- **Information given**
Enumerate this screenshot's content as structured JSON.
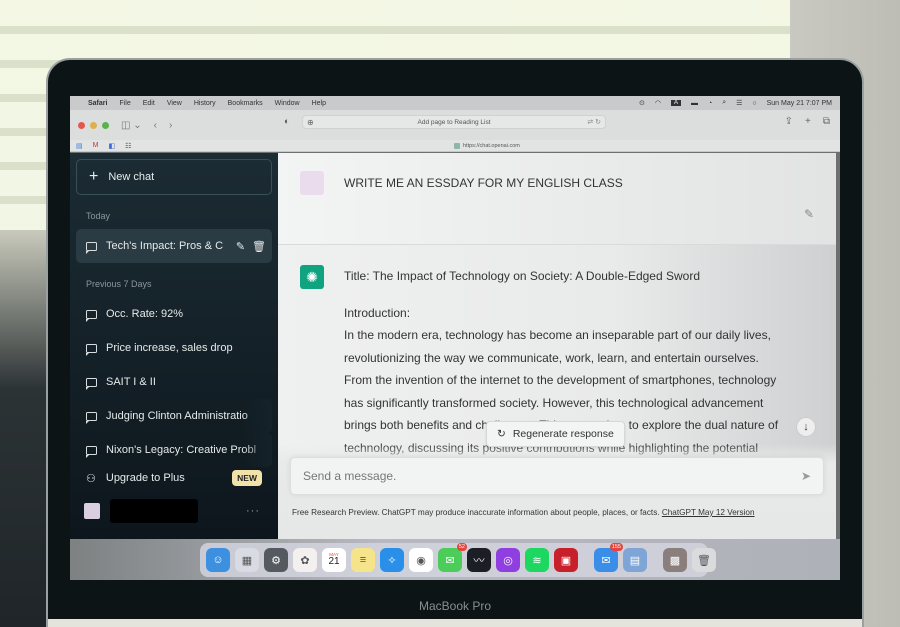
{
  "menubar": {
    "apple_icon": "apple-icon",
    "items": [
      "Safari",
      "File",
      "Edit",
      "View",
      "History",
      "Bookmarks",
      "Window",
      "Help"
    ],
    "status_badge": "A",
    "clock": "Sun May 21  7:07 PM"
  },
  "safari": {
    "address_text": "Add page to Reading List",
    "url": "https://chat.openai.com"
  },
  "sidebar": {
    "new_chat_label": "New chat",
    "today_label": "Today",
    "today_items": [
      {
        "title": "Tech's Impact: Pros & C"
      }
    ],
    "previous_label": "Previous 7 Days",
    "previous_items": [
      {
        "title": "Occ. Rate: 92%"
      },
      {
        "title": "Price increase, sales drop"
      },
      {
        "title": "SAIT I & II"
      },
      {
        "title": "Judging Clinton Administratio"
      },
      {
        "title": "Nixon's Legacy: Creative Probl"
      }
    ],
    "upgrade_label": "Upgrade to Plus",
    "upgrade_badge": "NEW",
    "user_menu": "···"
  },
  "conversation": {
    "user_message": "WRITE ME AN ESSDAY FOR MY ENGLISH CLASS",
    "assistant": {
      "title_line": "Title: The Impact of Technology on Society: A Double-Edged Sword",
      "intro_label": "Introduction:",
      "lines": [
        "In the modern era, technology has become an inseparable part of our daily lives,",
        "revolutionizing the way we communicate, work, learn, and entertain ourselves.",
        "From the invention of the internet to the development of smartphones, technology",
        "has significantly transformed society. However, this technological advancement",
        "brings both benefits and challenges. This essay aims to explore the dual nature of",
        "technology, discussing its positive contributions while highlighting the potential"
      ]
    },
    "regenerate_label": "Regenerate response"
  },
  "composer": {
    "placeholder": "Send a message.",
    "disclaimer": "Free Research Preview. ChatGPT may produce inaccurate information about people, places, or facts.",
    "version_link": "ChatGPT May 12 Version"
  },
  "dock": {
    "apps": [
      {
        "name": "Finder",
        "color": "#3d8fe0",
        "glyph": "☺"
      },
      {
        "name": "Launchpad",
        "color": "#d8dbe3",
        "glyph": "▦"
      },
      {
        "name": "System Settings",
        "color": "#555a60",
        "glyph": "⚙"
      },
      {
        "name": "Photos",
        "color": "#f4f0f0",
        "glyph": "✿"
      },
      {
        "name": "Calendar",
        "month": "MAY",
        "day": "21"
      },
      {
        "name": "Notes",
        "color": "#f6e48a",
        "glyph": "≡"
      },
      {
        "name": "Safari",
        "color": "#2a8fe8",
        "glyph": "✧"
      },
      {
        "name": "Chrome",
        "color": "#ffffff",
        "glyph": "◉"
      },
      {
        "name": "Messages",
        "color": "#4ccd5a",
        "glyph": "✉",
        "badge": "52"
      },
      {
        "name": "Stocks",
        "color": "#1b1e24",
        "glyph": "〰"
      },
      {
        "name": "Podcasts",
        "color": "#8f3ee0",
        "glyph": "◎"
      },
      {
        "name": "Spotify",
        "color": "#1ed760",
        "glyph": "≋"
      },
      {
        "name": "Photo Booth",
        "color": "#c8202a",
        "glyph": "▣"
      }
    ],
    "apps2": [
      {
        "name": "Mail",
        "color": "#3a8ee8",
        "glyph": "✉",
        "badge": "155"
      },
      {
        "name": "Preview",
        "color": "#7ea5d6",
        "glyph": "▤"
      }
    ],
    "stack": {
      "name": "Downloads stack",
      "color": "#8b7f7d",
      "glyph": "▩"
    },
    "trash": {
      "name": "Trash",
      "color": "#d9dbdd",
      "glyph": "🗑"
    }
  },
  "device": {
    "brand": "MacBook Pro"
  }
}
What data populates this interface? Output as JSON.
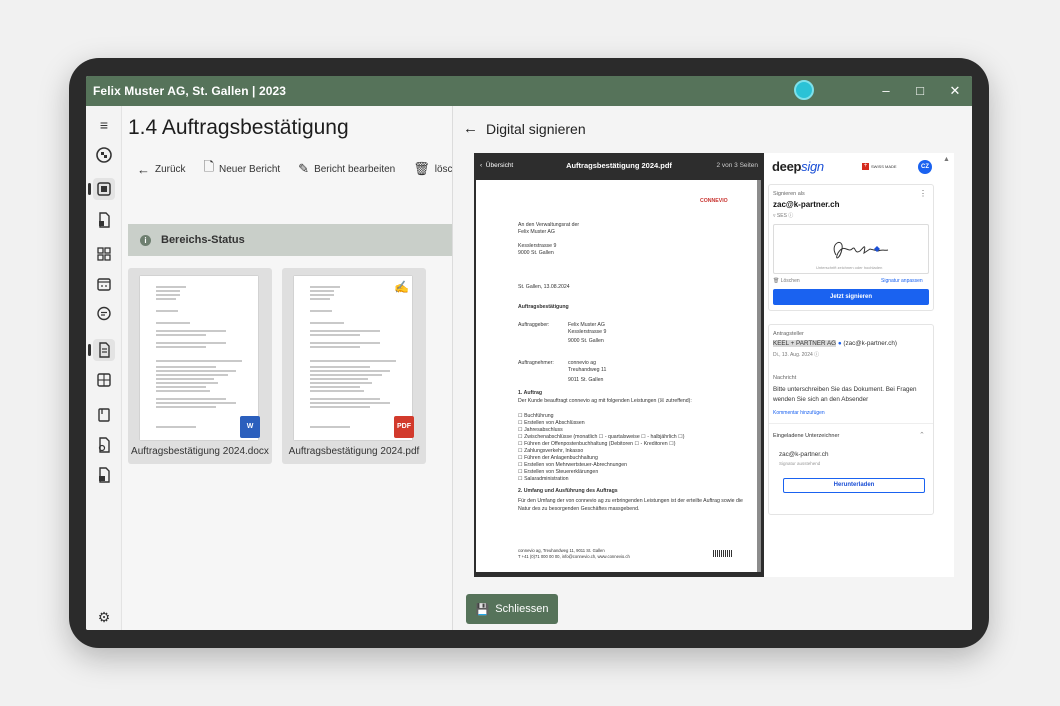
{
  "window": {
    "title": "Felix Muster AG, St. Gallen | 2023"
  },
  "page": {
    "title": "1.4 Auftragsbestätigung"
  },
  "toolbar": {
    "back": "Zurück",
    "new_report": "Neuer Bericht",
    "edit_report": "Bericht bearbeiten",
    "delete": "löschen"
  },
  "section": {
    "status_title": "Bereichs-Status"
  },
  "files": [
    {
      "name": "Auftragsbestätigung 2024.docx",
      "badge": "W"
    },
    {
      "name": "Auftragsbestätigung 2024.pdf",
      "badge": "PDF"
    }
  ],
  "panel": {
    "title": "Digital signieren",
    "close_label": "Schliessen"
  },
  "viewer": {
    "back_label": "Übersicht",
    "filename": "Auftragsbestätigung 2024.pdf",
    "page_info": "2 von 3 Seiten"
  },
  "pdf": {
    "brand": "CONNEVIO",
    "recipient_1": "An den Verwaltungsrat der",
    "recipient_2": "Felix Muster AG",
    "recipient_3": "Kesslerstrasse 9",
    "recipient_4": "9000 St. Gallen",
    "date": "St. Gallen, 13.08.2024",
    "heading": "Auftragsbestätigung",
    "client_label": "Auftraggeber:",
    "client_1": "Felix Muster AG",
    "client_2": "Kesslerstrasse 9",
    "client_3": "9000 St. Gallen",
    "contractor_label": "Auftragnehmer:",
    "contractor_1": "connevio ag",
    "contractor_2": "Treuhandweg 11",
    "contractor_3": "9011 St. Gallen",
    "s1": "1.   Auftrag",
    "s1_text": "Der Kunde beauftragt connevio ag  mit folgenden Leistungen (☒ zutreffend):",
    "items": [
      "☐      Buchführung",
      "☐      Erstellen von Abschlüssen",
      "☐          Jahresabschluss",
      "☐          Zwischenabschlüsse (monatlich ☐ - quartalsweise ☐ - halbjährlich ☐)",
      "☐      Führen der Offenpostenbuchhaltung (Debitoren ☐ - Kreditoren ☐)",
      "☐      Zahlungsverkehr, Inkasso",
      "☐      Führen der Anlagenbuchhaltung",
      "☐      Erstellen von Mehrwertsteuer-Abrechnungen",
      "☐      Erstellen von Steuererklärungen",
      "☐      Salaradministration"
    ],
    "s2": "2.   Umfang und Ausführung des Auftrags",
    "s2_text_1": "Für den Umfang der von connevio ag zu erbringenden Leistungen ist der erteilte Auftrag sowie die",
    "s2_text_2": "Natur des zu besorgenden Geschäftes massgebend.",
    "footer_1": "connevio ag, Treuhandweg 11, 9011 St. Gallen",
    "footer_2": "T +41 (0)71 000 00 00, info@connevio.ch, www.connevio.ch"
  },
  "deepsign": {
    "logo_a": "deep",
    "logo_b": "sign",
    "swiss_label": "SWISS MADE",
    "avatar": "CZ",
    "sign_as": "Signieren als",
    "email": "zac@k-partner.ch",
    "level": "SES",
    "sig_caption": "Unterschrift zeichnen oder",
    "sig_upload": "hochladen",
    "delete": "Löschen",
    "adjust": "Signatur anpassen",
    "sign_button": "Jetzt signieren",
    "requester_label": "Antragsteller",
    "requester": "KEEL + PARTNER AG",
    "requester_email": "(zac@k-partner.ch)",
    "requested_date": "Di., 13. Aug. 2024",
    "message_label": "Nachricht",
    "message_1": "Bitte unterschreiben Sie das Dokument. Bei Fragen",
    "message_2": "wenden Sie sich an den Absender",
    "add_comment": "Kommentar hinzufügen",
    "invited_label": "Eingeladene Unterzeichner",
    "invitee": "zac@k-partner.ch",
    "invitee_status": "Signatur ausstehend",
    "download": "Herunterladen"
  }
}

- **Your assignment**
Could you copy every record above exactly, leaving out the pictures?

- **Completed task**
Enumerate this screenshot's content as structured JSON.
{
  "menubar": {
    "apple_icon": "apple-icon",
    "items": [
      "Safari",
      "File",
      "Edit",
      "View",
      "History",
      "Bookmarks",
      "Window",
      "Help"
    ],
    "status_badge": "A",
    "clock": "Sun May 21  7:07 PM"
  },
  "safari": {
    "address_text": "Add page to Reading List",
    "url": "https://chat.openai.com"
  },
  "sidebar": {
    "new_chat_label": "New chat",
    "today_label": "Today",
    "today_items": [
      {
        "title": "Tech's Impact: Pros & C"
      }
    ],
    "previous_label": "Previous 7 Days",
    "previous_items": [
      {
        "title": "Occ. Rate: 92%"
      },
      {
        "title": "Price increase, sales drop"
      },
      {
        "title": "SAIT I & II"
      },
      {
        "title": "Judging Clinton Administratio"
      },
      {
        "title": "Nixon's Legacy: Creative Probl"
      }
    ],
    "upgrade_label": "Upgrade to Plus",
    "upgrade_badge": "NEW",
    "user_menu": "···"
  },
  "conversation": {
    "user_message": "WRITE ME AN ESSDAY FOR MY ENGLISH CLASS",
    "assistant": {
      "title_line": "Title: The Impact of Technology on Society: A Double-Edged Sword",
      "intro_label": "Introduction:",
      "lines": [
        "In the modern era, technology has become an inseparable part of our daily lives,",
        "revolutionizing the way we communicate, work, learn, and entertain ourselves.",
        "From the invention of the internet to the development of smartphones, technology",
        "has significantly transformed society. However, this technological advancement",
        "brings both benefits and challenges. This essay aims to explore the dual nature of",
        "technology, discussing its positive contributions while highlighting the potential"
      ]
    },
    "regenerate_label": "Regenerate response"
  },
  "composer": {
    "placeholder": "Send a message.",
    "disclaimer": "Free Research Preview. ChatGPT may produce inaccurate information about people, places, or facts.",
    "version_link": "ChatGPT May 12 Version"
  },
  "dock": {
    "apps": [
      {
        "name": "Finder",
        "color": "#3d8fe0",
        "glyph": "☺"
      },
      {
        "name": "Launchpad",
        "color": "#d8dbe3",
        "glyph": "▦"
      },
      {
        "name": "System Settings",
        "color": "#555a60",
        "glyph": "⚙"
      },
      {
        "name": "Photos",
        "color": "#f4f0f0",
        "glyph": "✿"
      },
      {
        "name": "Calendar",
        "month": "MAY",
        "day": "21"
      },
      {
        "name": "Notes",
        "color": "#f6e48a",
        "glyph": "≡"
      },
      {
        "name": "Safari",
        "color": "#2a8fe8",
        "glyph": "✧"
      },
      {
        "name": "Chrome",
        "color": "#ffffff",
        "glyph": "◉"
      },
      {
        "name": "Messages",
        "color": "#4ccd5a",
        "glyph": "✉",
        "badge": "52"
      },
      {
        "name": "Stocks",
        "color": "#1b1e24",
        "glyph": "〰"
      },
      {
        "name": "Podcasts",
        "color": "#8f3ee0",
        "glyph": "◎"
      },
      {
        "name": "Spotify",
        "color": "#1ed760",
        "glyph": "≋"
      },
      {
        "name": "Photo Booth",
        "color": "#c8202a",
        "glyph": "▣"
      }
    ],
    "apps2": [
      {
        "name": "Mail",
        "color": "#3a8ee8",
        "glyph": "✉",
        "badge": "155"
      },
      {
        "name": "Preview",
        "color": "#7ea5d6",
        "glyph": "▤"
      }
    ],
    "stack": {
      "name": "Downloads stack",
      "color": "#8b7f7d",
      "glyph": "▩"
    },
    "trash": {
      "name": "Trash",
      "color": "#d9dbdd",
      "glyph": "🗑"
    }
  },
  "device": {
    "brand": "MacBook Pro"
  }
}
What data populates this interface? Output as JSON.
{
  "window": {
    "title": "Felix Muster AG, St. Gallen | 2023"
  },
  "page": {
    "title": "1.4 Auftragsbestätigung"
  },
  "toolbar": {
    "back": "Zurück",
    "new_report": "Neuer Bericht",
    "edit_report": "Bericht bearbeiten",
    "delete": "löschen"
  },
  "section": {
    "status_title": "Bereichs-Status"
  },
  "files": [
    {
      "name": "Auftragsbestätigung 2024.docx",
      "badge": "W"
    },
    {
      "name": "Auftragsbestätigung 2024.pdf",
      "badge": "PDF"
    }
  ],
  "panel": {
    "title": "Digital signieren",
    "close_label": "Schliessen"
  },
  "viewer": {
    "back_label": "Übersicht",
    "filename": "Auftragsbestätigung 2024.pdf",
    "page_info": "2 von 3 Seiten"
  },
  "pdf": {
    "brand": "CONNEVIO",
    "recipient_1": "An den Verwaltungsrat der",
    "recipient_2": "Felix Muster AG",
    "recipient_3": "Kesslerstrasse 9",
    "recipient_4": "9000 St. Gallen",
    "date": "St. Gallen, 13.08.2024",
    "heading": "Auftragsbestätigung",
    "client_label": "Auftraggeber:",
    "client_1": "Felix Muster AG",
    "client_2": "Kesslerstrasse 9",
    "client_3": "9000 St. Gallen",
    "contractor_label": "Auftragnehmer:",
    "contractor_1": "connevio ag",
    "contractor_2": "Treuhandweg 11",
    "contractor_3": "9011 St. Gallen",
    "s1": "1.   Auftrag",
    "s1_text": "Der Kunde beauftragt connevio ag  mit folgenden Leistungen (☒ zutreffend):",
    "items": [
      "☐      Buchführung",
      "☐      Erstellen von Abschlüssen",
      "☐          Jahresabschluss",
      "☐          Zwischenabschlüsse (monatlich ☐ - quartalsweise ☐ - halbjährlich ☐)",
      "☐      Führen der Offenpostenbuchhaltung (Debitoren ☐ - Kreditoren ☐)",
      "☐      Zahlungsverkehr, Inkasso",
      "☐      Führen der Anlagenbuchhaltung",
      "☐      Erstellen von Mehrwertsteuer-Abrechnungen",
      "☐      Erstellen von Steuererklärungen",
      "☐      Salaradministration"
    ],
    "s2": "2.   Umfang und Ausführung des Auftrags",
    "s2_text_1": "Für den Umfang der von connevio ag zu erbringenden Leistungen ist der erteilte Auftrag sowie die",
    "s2_text_2": "Natur des zu besorgenden Geschäftes massgebend.",
    "footer_1": "connevio ag, Treuhandweg 11, 9011 St. Gallen",
    "footer_2": "T +41 (0)71 000 00 00, info@connevio.ch, www.connevio.ch"
  },
  "deepsign": {
    "logo_a": "deep",
    "logo_b": "sign",
    "swiss_label": "SWISS MADE",
    "avatar": "CZ",
    "sign_as": "Signieren als",
    "email": "zac@k-partner.ch",
    "level": "SES",
    "sig_caption": "Unterschrift zeichnen oder",
    "sig_upload": "hochladen",
    "delete": "Löschen",
    "adjust": "Signatur anpassen",
    "sign_button": "Jetzt signieren",
    "requester_label": "Antragsteller",
    "requester": "KEEL + PARTNER AG",
    "requester_email": "(zac@k-partner.ch)",
    "requested_date": "Di., 13. Aug. 2024",
    "message_label": "Nachricht",
    "message_1": "Bitte unterschreiben Sie das Dokument. Bei Fragen",
    "message_2": "wenden Sie sich an den Absender",
    "add_comment": "Kommentar hinzufügen",
    "invited_label": "Eingeladene Unterzeichner",
    "invitee": "zac@k-partner.ch",
    "invitee_status": "Signatur ausstehend",
    "download": "Herunterladen"
  }
}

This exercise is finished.